WHAT TO PRODUCE>
The entries should be restated word for word.

Data about app and page elements:
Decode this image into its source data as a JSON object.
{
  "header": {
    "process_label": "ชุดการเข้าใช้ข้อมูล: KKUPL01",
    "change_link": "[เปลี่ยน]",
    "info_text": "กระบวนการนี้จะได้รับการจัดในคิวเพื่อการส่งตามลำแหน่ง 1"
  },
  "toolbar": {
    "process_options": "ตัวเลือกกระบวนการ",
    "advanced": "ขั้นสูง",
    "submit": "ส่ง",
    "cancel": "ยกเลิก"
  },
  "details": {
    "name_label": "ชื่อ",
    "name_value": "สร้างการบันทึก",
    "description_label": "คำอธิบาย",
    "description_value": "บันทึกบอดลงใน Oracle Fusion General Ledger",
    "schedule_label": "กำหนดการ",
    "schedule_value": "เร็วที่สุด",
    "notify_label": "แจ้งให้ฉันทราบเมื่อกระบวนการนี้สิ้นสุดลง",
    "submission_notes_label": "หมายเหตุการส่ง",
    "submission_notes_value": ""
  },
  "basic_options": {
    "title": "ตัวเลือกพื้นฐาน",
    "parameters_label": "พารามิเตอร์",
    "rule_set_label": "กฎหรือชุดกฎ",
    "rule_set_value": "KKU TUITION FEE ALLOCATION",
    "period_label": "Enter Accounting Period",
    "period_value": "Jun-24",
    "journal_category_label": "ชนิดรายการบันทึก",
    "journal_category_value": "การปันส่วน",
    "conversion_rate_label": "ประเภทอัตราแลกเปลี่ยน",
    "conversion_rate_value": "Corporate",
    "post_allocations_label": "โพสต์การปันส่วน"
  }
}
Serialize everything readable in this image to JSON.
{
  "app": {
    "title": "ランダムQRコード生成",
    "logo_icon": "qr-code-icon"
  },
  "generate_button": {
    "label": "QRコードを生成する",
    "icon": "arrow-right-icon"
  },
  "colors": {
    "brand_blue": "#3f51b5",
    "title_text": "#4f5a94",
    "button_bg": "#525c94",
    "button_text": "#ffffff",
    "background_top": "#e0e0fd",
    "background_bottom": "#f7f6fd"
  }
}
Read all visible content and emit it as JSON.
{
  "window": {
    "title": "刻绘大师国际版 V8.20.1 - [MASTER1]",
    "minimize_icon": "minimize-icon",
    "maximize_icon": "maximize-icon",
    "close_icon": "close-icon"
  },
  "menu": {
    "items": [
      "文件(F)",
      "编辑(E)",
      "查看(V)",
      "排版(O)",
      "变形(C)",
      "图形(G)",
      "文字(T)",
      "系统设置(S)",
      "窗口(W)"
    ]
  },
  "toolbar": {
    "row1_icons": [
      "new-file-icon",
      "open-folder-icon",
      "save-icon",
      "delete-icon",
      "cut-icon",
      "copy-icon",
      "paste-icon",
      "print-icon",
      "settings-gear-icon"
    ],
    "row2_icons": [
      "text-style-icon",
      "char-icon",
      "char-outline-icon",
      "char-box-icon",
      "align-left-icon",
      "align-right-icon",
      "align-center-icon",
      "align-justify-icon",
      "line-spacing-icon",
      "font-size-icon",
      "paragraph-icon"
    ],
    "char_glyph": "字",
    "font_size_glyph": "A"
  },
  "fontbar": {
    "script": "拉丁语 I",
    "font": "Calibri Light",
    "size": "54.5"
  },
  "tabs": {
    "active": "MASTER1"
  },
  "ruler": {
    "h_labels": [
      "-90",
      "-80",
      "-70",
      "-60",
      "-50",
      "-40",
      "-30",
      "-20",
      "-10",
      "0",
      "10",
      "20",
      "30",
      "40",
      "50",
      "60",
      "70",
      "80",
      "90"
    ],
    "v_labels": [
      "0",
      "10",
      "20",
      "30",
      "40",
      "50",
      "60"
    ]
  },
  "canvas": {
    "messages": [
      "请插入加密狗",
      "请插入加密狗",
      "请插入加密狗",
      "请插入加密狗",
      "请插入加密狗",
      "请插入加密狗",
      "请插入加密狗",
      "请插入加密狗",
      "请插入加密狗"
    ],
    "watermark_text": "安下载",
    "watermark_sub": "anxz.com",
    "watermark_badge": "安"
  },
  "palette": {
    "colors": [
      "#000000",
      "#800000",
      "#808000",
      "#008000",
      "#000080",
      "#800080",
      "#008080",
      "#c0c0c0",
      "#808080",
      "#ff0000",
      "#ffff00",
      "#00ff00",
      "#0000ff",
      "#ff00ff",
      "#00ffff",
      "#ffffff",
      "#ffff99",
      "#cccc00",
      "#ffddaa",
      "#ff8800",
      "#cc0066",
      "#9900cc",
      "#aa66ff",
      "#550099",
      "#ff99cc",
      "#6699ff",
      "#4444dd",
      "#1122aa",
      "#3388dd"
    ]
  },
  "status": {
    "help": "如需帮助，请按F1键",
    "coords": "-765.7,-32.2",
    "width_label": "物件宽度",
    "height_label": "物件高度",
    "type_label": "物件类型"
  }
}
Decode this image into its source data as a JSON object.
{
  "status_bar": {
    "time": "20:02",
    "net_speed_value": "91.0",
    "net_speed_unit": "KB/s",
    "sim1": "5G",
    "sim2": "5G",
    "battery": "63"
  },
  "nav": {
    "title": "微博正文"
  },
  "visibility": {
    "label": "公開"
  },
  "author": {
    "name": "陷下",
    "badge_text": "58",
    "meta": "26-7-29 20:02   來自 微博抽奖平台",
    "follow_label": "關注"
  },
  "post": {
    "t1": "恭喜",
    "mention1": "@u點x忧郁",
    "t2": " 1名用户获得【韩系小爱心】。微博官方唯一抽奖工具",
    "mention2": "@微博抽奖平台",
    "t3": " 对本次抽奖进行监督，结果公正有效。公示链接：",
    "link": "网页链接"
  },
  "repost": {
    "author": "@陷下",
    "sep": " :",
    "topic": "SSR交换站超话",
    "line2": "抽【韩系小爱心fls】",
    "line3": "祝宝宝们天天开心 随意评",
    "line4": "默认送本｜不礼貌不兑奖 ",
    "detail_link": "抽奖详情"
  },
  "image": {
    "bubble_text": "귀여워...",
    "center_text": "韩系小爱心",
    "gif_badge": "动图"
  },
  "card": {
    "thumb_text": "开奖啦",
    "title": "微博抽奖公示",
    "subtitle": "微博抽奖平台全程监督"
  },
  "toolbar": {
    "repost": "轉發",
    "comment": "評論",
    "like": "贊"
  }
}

OUTPUT FOR THIS TASK>
Decode this image into its source data as a JSON object.
{
  "header": {
    "process_label": "ชุดการเข้าใช้ข้อมูล: KKUPL01",
    "change_link": "[เปลี่ยน]",
    "info_text": "กระบวนการนี้จะได้รับการจัดในคิวเพื่อการส่งตามลำแหน่ง 1"
  },
  "toolbar": {
    "process_options": "ตัวเลือกกระบวนการ",
    "advanced": "ขั้นสูง",
    "submit": "ส่ง",
    "cancel": "ยกเลิก"
  },
  "details": {
    "name_label": "ชื่อ",
    "name_value": "สร้างการบันทึก",
    "description_label": "คำอธิบาย",
    "description_value": "บันทึกบอดลงใน Oracle Fusion General Ledger",
    "schedule_label": "กำหนดการ",
    "schedule_value": "เร็วที่สุด",
    "notify_label": "แจ้งให้ฉันทราบเมื่อกระบวนการนี้สิ้นสุดลง",
    "submission_notes_label": "หมายเหตุการส่ง",
    "submission_notes_value": ""
  },
  "basic_options": {
    "title": "ตัวเลือกพื้นฐาน",
    "parameters_label": "พารามิเตอร์",
    "rule_set_label": "กฎหรือชุดกฎ",
    "rule_set_value": "KKU TUITION FEE ALLOCATION",
    "period_label": "Enter Accounting Period",
    "period_value": "Jun-24",
    "journal_category_label": "ชนิดรายการบันทึก",
    "journal_category_value": "การปันส่วน",
    "conversion_rate_label": "ประเภทอัตราแลกเปลี่ยน",
    "conversion_rate_value": "Corporate",
    "post_allocations_label": "โพสต์การปันส่วน"
  }
}
Serialize everything readable in this image to JSON.
{
  "app": {
    "title": "ランダムQRコード生成",
    "logo_icon": "qr-code-icon"
  },
  "generate_button": {
    "label": "QRコードを生成する",
    "icon": "arrow-right-icon"
  },
  "colors": {
    "brand_blue": "#3f51b5",
    "title_text": "#4f5a94",
    "button_bg": "#525c94",
    "button_text": "#ffffff",
    "background_top": "#e0e0fd",
    "background_bottom": "#f7f6fd"
  }
}
Read all visible content and emit it as JSON.
{
  "window": {
    "title": "刻绘大师国际版 V8.20.1 - [MASTER1]",
    "minimize_icon": "minimize-icon",
    "maximize_icon": "maximize-icon",
    "close_icon": "close-icon"
  },
  "menu": {
    "items": [
      "文件(F)",
      "编辑(E)",
      "查看(V)",
      "排版(O)",
      "变形(C)",
      "图形(G)",
      "文字(T)",
      "系统设置(S)",
      "窗口(W)"
    ]
  },
  "toolbar": {
    "row1_icons": [
      "new-file-icon",
      "open-folder-icon",
      "save-icon",
      "delete-icon",
      "cut-icon",
      "copy-icon",
      "paste-icon",
      "print-icon",
      "settings-gear-icon"
    ],
    "row2_icons": [
      "text-style-icon",
      "char-icon",
      "char-outline-icon",
      "char-box-icon",
      "align-left-icon",
      "align-right-icon",
      "align-center-icon",
      "align-justify-icon",
      "line-spacing-icon",
      "font-size-icon",
      "paragraph-icon"
    ],
    "char_glyph": "字",
    "font_size_glyph": "A"
  },
  "fontbar": {
    "script": "拉丁语 I",
    "font": "Calibri Light",
    "size": "54.5"
  },
  "tabs": {
    "active": "MASTER1"
  },
  "ruler": {
    "h_labels": [
      "-90",
      "-80",
      "-70",
      "-60",
      "-50",
      "-40",
      "-30",
      "-20",
      "-10",
      "0",
      "10",
      "20",
      "30",
      "40",
      "50",
      "60",
      "70",
      "80",
      "90"
    ],
    "v_labels": [
      "0",
      "10",
      "20",
      "30",
      "40",
      "50",
      "60"
    ]
  },
  "canvas": {
    "messages": [
      "请插入加密狗",
      "请插入加密狗",
      "请插入加密狗",
      "请插入加密狗",
      "请插入加密狗",
      "请插入加密狗",
      "请插入加密狗",
      "请插入加密狗",
      "请插入加密狗"
    ],
    "watermark_text": "安下载",
    "watermark_sub": "anxz.com",
    "watermark_badge": "安"
  },
  "palette": {
    "colors": [
      "#000000",
      "#800000",
      "#808000",
      "#008000",
      "#000080",
      "#800080",
      "#008080",
      "#c0c0c0",
      "#808080",
      "#ff0000",
      "#ffff00",
      "#00ff00",
      "#0000ff",
      "#ff00ff",
      "#00ffff",
      "#ffffff",
      "#ffff99",
      "#cccc00",
      "#ffddaa",
      "#ff8800",
      "#cc0066",
      "#9900cc",
      "#aa66ff",
      "#550099",
      "#ff99cc",
      "#6699ff",
      "#4444dd",
      "#1122aa",
      "#3388dd"
    ]
  },
  "status": {
    "help": "如需帮助，请按F1键",
    "coords": "-765.7,-32.2",
    "width_label": "物件宽度",
    "height_label": "物件高度",
    "type_label": "物件类型"
  }
}
Decode this image into its source data as a JSON object.
{
  "status_bar": {
    "time": "20:02",
    "net_speed_value": "91.0",
    "net_speed_unit": "KB/s",
    "sim1": "5G",
    "sim2": "5G",
    "battery": "63"
  },
  "nav": {
    "title": "微博正文"
  },
  "visibility": {
    "label": "公開"
  },
  "author": {
    "name": "陷下",
    "badge_text": "58",
    "meta": "26-7-29 20:02   來自 微博抽奖平台",
    "follow_label": "關注"
  },
  "post": {
    "t1": "恭喜",
    "mention1": "@u點x忧郁",
    "t2": " 1名用户获得【韩系小爱心】。微博官方唯一抽奖工具",
    "mention2": "@微博抽奖平台",
    "t3": " 对本次抽奖进行监督，结果公正有效。公示链接：",
    "link": "网页链接"
  },
  "repost": {
    "author": "@陷下",
    "sep": " :",
    "topic": "SSR交换站超话",
    "line2": "抽【韩系小爱心fls】",
    "line3": "祝宝宝们天天开心 随意评",
    "line4": "默认送本｜不礼貌不兑奖 ",
    "detail_link": "抽奖详情"
  },
  "image": {
    "bubble_text": "귀여워...",
    "center_text": "韩系小爱心",
    "gif_badge": "动图"
  },
  "card": {
    "thumb_text": "开奖啦",
    "title": "微博抽奖公示",
    "subtitle": "微博抽奖平台全程监督"
  },
  "toolbar": {
    "repost": "轉發",
    "comment": "評論",
    "like": "贊"
  }
}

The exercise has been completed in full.